• [AIM OF THE TASK]: Search the records for the word "data" and copy each line in which it appears.

• [ENTRIES SHOWN]:

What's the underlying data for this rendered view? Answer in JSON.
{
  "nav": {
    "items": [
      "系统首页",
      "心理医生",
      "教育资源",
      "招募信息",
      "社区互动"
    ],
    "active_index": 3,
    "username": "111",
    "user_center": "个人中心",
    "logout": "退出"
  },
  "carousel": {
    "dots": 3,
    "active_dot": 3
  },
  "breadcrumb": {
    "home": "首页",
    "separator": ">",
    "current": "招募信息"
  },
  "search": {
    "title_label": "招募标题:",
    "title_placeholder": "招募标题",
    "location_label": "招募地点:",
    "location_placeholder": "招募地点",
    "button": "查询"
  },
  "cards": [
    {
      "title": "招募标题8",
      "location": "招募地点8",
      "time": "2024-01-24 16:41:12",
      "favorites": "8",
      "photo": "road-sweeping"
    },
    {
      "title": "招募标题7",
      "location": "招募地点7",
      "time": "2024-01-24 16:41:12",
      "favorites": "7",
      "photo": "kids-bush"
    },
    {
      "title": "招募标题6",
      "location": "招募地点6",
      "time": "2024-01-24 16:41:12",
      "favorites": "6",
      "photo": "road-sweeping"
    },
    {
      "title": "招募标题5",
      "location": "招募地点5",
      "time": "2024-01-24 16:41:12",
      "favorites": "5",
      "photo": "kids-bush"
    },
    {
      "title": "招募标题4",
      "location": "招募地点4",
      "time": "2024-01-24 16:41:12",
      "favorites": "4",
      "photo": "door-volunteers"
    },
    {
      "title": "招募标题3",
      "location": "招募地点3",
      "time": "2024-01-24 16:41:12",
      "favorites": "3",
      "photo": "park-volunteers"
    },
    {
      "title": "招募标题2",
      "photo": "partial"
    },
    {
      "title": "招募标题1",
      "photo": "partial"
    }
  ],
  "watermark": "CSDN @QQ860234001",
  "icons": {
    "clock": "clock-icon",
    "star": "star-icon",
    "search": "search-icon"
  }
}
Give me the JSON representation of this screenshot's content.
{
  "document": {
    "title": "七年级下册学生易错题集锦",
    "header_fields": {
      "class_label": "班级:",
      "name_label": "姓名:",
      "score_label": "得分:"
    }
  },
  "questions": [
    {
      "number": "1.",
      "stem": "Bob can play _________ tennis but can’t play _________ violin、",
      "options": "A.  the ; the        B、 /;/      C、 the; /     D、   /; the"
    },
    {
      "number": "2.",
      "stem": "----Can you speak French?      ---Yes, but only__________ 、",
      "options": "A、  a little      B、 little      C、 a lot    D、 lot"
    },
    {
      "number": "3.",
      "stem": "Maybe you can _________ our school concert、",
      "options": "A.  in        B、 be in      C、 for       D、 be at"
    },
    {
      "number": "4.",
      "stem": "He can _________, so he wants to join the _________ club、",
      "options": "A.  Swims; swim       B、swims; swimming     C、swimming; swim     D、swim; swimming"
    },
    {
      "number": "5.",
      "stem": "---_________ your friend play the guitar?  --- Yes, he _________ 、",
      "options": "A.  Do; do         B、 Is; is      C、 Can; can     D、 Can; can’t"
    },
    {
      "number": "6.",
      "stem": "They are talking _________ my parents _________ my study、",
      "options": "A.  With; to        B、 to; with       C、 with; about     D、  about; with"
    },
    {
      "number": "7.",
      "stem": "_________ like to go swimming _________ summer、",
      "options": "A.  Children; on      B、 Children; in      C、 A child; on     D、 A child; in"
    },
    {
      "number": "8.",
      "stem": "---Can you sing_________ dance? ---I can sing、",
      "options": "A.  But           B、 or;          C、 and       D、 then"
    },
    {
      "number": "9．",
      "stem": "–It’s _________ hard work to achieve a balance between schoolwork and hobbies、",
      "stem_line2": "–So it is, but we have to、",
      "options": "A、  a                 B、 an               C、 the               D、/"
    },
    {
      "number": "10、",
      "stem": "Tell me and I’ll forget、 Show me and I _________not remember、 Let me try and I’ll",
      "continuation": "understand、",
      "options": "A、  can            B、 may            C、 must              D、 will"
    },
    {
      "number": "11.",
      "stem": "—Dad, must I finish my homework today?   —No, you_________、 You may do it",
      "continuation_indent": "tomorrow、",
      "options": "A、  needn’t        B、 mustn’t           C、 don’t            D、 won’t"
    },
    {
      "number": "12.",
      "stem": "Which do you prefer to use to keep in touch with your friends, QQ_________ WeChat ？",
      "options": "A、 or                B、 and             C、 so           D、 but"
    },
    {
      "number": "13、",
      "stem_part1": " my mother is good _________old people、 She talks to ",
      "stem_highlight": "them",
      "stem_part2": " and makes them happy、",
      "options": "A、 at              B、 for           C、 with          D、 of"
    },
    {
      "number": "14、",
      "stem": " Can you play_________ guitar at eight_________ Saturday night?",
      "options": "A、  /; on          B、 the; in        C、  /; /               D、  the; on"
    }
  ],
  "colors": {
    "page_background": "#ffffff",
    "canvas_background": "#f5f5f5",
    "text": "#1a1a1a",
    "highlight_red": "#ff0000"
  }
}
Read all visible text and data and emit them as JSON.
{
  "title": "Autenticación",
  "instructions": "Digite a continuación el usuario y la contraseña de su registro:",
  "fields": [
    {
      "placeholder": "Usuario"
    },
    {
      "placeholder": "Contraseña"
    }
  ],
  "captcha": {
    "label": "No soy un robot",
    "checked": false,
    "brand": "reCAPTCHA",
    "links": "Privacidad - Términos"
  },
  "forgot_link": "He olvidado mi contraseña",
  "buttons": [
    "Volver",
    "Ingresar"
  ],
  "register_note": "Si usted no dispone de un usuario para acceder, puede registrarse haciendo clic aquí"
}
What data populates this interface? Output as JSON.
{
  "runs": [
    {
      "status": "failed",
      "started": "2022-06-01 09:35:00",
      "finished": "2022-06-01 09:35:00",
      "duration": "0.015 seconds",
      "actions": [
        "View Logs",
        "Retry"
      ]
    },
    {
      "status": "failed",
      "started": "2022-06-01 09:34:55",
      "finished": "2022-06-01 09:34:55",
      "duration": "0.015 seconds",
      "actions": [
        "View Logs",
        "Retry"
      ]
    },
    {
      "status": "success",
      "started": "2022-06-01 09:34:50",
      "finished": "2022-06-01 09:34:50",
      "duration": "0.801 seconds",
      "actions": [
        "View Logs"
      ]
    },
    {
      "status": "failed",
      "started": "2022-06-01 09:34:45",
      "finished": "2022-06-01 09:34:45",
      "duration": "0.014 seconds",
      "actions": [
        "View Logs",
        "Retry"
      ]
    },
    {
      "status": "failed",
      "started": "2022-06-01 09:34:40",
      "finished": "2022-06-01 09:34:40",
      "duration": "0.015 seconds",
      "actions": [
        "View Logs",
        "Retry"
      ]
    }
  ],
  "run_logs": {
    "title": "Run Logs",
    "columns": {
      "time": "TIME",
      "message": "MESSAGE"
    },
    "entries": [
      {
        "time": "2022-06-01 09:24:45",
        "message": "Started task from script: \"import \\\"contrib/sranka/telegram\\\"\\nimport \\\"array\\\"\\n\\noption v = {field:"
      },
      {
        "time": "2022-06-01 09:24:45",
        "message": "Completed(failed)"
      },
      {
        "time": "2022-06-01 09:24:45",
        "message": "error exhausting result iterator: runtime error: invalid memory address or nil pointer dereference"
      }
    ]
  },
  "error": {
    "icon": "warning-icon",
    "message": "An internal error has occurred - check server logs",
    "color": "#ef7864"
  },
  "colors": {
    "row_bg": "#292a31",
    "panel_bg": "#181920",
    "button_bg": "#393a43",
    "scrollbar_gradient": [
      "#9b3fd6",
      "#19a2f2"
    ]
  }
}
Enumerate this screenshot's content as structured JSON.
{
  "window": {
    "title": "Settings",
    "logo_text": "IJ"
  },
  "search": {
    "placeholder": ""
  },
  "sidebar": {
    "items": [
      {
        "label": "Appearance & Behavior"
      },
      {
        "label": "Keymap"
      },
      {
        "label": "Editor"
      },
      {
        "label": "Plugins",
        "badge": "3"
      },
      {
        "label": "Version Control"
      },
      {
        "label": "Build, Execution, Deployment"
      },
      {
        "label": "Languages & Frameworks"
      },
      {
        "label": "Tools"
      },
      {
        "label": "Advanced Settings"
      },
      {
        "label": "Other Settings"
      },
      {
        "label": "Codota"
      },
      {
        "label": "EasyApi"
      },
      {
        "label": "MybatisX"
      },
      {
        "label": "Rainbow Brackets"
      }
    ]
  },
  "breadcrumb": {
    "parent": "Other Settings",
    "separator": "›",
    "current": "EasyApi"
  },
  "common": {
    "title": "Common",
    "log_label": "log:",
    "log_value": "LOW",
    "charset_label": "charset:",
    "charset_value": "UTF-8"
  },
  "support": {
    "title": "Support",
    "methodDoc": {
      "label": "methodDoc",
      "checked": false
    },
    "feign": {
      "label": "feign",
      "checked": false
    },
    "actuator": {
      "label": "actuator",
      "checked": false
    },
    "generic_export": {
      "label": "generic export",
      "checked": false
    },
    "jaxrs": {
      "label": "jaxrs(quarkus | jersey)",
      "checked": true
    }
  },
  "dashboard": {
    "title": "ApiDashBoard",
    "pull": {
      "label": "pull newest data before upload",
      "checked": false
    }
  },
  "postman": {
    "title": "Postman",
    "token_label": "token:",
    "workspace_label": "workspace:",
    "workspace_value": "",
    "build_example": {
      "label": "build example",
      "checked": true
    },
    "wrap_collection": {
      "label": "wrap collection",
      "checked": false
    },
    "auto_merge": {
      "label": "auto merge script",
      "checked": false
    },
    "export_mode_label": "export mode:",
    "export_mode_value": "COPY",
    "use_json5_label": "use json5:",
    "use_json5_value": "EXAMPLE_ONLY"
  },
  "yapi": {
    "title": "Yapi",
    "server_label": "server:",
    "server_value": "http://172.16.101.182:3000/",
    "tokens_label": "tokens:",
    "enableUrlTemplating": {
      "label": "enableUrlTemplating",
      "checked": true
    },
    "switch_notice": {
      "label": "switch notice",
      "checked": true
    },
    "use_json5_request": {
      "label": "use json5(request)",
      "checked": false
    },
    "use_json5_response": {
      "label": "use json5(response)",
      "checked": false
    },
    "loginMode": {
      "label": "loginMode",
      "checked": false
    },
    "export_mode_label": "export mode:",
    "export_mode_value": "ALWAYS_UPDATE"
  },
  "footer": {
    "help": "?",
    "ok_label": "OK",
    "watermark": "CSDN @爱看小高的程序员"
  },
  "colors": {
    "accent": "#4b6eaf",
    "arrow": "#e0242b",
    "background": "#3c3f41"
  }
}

• [ANSWER BOX]:
What's the underlying data for this rendered view? Answer in JSON.
Read all visible text and data and emit them as JSON.
What data populates this interface? Output as JSON.
      "label": "pull newest data before upload",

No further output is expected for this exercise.